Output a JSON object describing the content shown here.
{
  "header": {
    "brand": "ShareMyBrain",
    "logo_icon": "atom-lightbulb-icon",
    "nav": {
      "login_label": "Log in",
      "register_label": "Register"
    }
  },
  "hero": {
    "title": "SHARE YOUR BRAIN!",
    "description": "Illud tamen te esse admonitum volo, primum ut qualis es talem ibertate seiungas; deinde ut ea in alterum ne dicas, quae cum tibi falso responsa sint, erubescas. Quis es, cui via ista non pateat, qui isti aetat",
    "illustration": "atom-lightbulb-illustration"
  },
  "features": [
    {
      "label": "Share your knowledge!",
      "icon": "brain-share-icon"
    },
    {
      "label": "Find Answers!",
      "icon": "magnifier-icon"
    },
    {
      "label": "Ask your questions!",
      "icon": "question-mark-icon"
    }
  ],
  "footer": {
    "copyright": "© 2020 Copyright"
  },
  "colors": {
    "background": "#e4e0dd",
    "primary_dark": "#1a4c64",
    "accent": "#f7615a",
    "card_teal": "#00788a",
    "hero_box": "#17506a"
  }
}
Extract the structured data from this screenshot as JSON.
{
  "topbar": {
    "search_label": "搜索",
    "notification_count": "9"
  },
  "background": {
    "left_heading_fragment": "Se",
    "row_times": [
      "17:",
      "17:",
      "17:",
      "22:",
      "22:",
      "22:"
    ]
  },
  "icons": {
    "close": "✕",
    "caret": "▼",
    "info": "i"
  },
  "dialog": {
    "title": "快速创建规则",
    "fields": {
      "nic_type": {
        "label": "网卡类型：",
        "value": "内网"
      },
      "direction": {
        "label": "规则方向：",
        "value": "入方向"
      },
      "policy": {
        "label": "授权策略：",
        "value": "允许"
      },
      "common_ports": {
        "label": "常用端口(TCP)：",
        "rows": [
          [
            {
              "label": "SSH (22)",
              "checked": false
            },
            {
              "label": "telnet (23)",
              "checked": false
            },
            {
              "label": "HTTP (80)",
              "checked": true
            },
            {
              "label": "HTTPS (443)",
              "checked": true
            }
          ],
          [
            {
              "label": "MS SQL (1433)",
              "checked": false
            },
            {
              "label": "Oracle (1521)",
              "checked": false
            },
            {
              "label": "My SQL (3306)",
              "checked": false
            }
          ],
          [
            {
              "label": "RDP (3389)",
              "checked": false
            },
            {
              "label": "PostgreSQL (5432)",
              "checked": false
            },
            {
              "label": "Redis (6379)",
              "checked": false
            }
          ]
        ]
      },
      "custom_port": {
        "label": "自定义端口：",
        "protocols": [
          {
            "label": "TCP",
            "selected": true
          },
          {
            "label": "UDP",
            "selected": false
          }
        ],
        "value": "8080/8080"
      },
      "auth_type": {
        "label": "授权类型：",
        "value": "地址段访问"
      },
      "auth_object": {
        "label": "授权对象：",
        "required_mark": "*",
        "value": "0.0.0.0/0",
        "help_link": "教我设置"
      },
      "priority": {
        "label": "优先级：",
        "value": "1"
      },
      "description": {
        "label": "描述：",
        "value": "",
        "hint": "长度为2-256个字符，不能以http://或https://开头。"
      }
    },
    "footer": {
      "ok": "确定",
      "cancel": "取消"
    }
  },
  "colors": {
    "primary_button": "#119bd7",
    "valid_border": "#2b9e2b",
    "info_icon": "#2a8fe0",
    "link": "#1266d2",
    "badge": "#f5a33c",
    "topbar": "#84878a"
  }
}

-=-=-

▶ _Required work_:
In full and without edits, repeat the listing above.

▶ _Exercise response_:
Output a JSON object describing the content shown here.
{
  "header": {
    "brand": "ShareMyBrain",
    "logo_icon": "atom-lightbulb-icon",
    "nav": {
      "login_label": "Log in",
      "register_label": "Register"
    }
  },
  "hero": {
    "title": "SHARE YOUR BRAIN!",
    "description": "Illud tamen te esse admonitum volo, primum ut qualis es talem ibertate seiungas; deinde ut ea in alterum ne dicas, quae cum tibi falso responsa sint, erubescas. Quis es, cui via ista non pateat, qui isti aetat",
    "illustration": "atom-lightbulb-illustration"
  },
  "features": [
    {
      "label": "Share your knowledge!",
      "icon": "brain-share-icon"
    },
    {
      "label": "Find Answers!",
      "icon": "magnifier-icon"
    },
    {
      "label": "Ask your questions!",
      "icon": "question-mark-icon"
    }
  ],
  "footer": {
    "copyright": "© 2020 Copyright"
  },
  "colors": {
    "background": "#e4e0dd",
    "primary_dark": "#1a4c64",
    "accent": "#f7615a",
    "card_teal": "#00788a",
    "hero_box": "#17506a"
  }
}
Extract the structured data from this screenshot as JSON.
{
  "topbar": {
    "search_label": "搜索",
    "notification_count": "9"
  },
  "background": {
    "left_heading_fragment": "Se",
    "row_times": [
      "17:",
      "17:",
      "17:",
      "22:",
      "22:",
      "22:"
    ]
  },
  "icons": {
    "close": "✕",
    "caret": "▼",
    "info": "i"
  },
  "dialog": {
    "title": "快速创建规则",
    "fields": {
      "nic_type": {
        "label": "网卡类型：",
        "value": "内网"
      },
      "direction": {
        "label": "规则方向：",
        "value": "入方向"
      },
      "policy": {
        "label": "授权策略：",
        "value": "允许"
      },
      "common_ports": {
        "label": "常用端口(TCP)：",
        "rows": [
          [
            {
              "label": "SSH (22)",
              "checked": false
            },
            {
              "label": "telnet (23)",
              "checked": false
            },
            {
              "label": "HTTP (80)",
              "checked": true
            },
            {
              "label": "HTTPS (443)",
              "checked": true
            }
          ],
          [
            {
              "label": "MS SQL (1433)",
              "checked": false
            },
            {
              "label": "Oracle (1521)",
              "checked": false
            },
            {
              "label": "My SQL (3306)",
              "checked": false
            }
          ],
          [
            {
              "label": "RDP (3389)",
              "checked": false
            },
            {
              "label": "PostgreSQL (5432)",
              "checked": false
            },
            {
              "label": "Redis (6379)",
              "checked": false
            }
          ]
        ]
      },
      "custom_port": {
        "label": "自定义端口：",
        "protocols": [
          {
            "label": "TCP",
            "selected": true
          },
          {
            "label": "UDP",
            "selected": false
          }
        ],
        "value": "8080/8080"
      },
      "auth_type": {
        "label": "授权类型：",
        "value": "地址段访问"
      },
      "auth_object": {
        "label": "授权对象：",
        "required_mark": "*",
        "value": "0.0.0.0/0",
        "help_link": "教我设置"
      },
      "priority": {
        "label": "优先级：",
        "value": "1"
      },
      "description": {
        "label": "描述：",
        "value": "",
        "hint": "长度为2-256个字符，不能以http://或https://开头。"
      }
    },
    "footer": {
      "ok": "确定",
      "cancel": "取消"
    }
  },
  "colors": {
    "primary_button": "#119bd7",
    "valid_border": "#2b9e2b",
    "info_icon": "#2a8fe0",
    "link": "#1266d2",
    "badge": "#f5a33c",
    "topbar": "#84878a"
  }
}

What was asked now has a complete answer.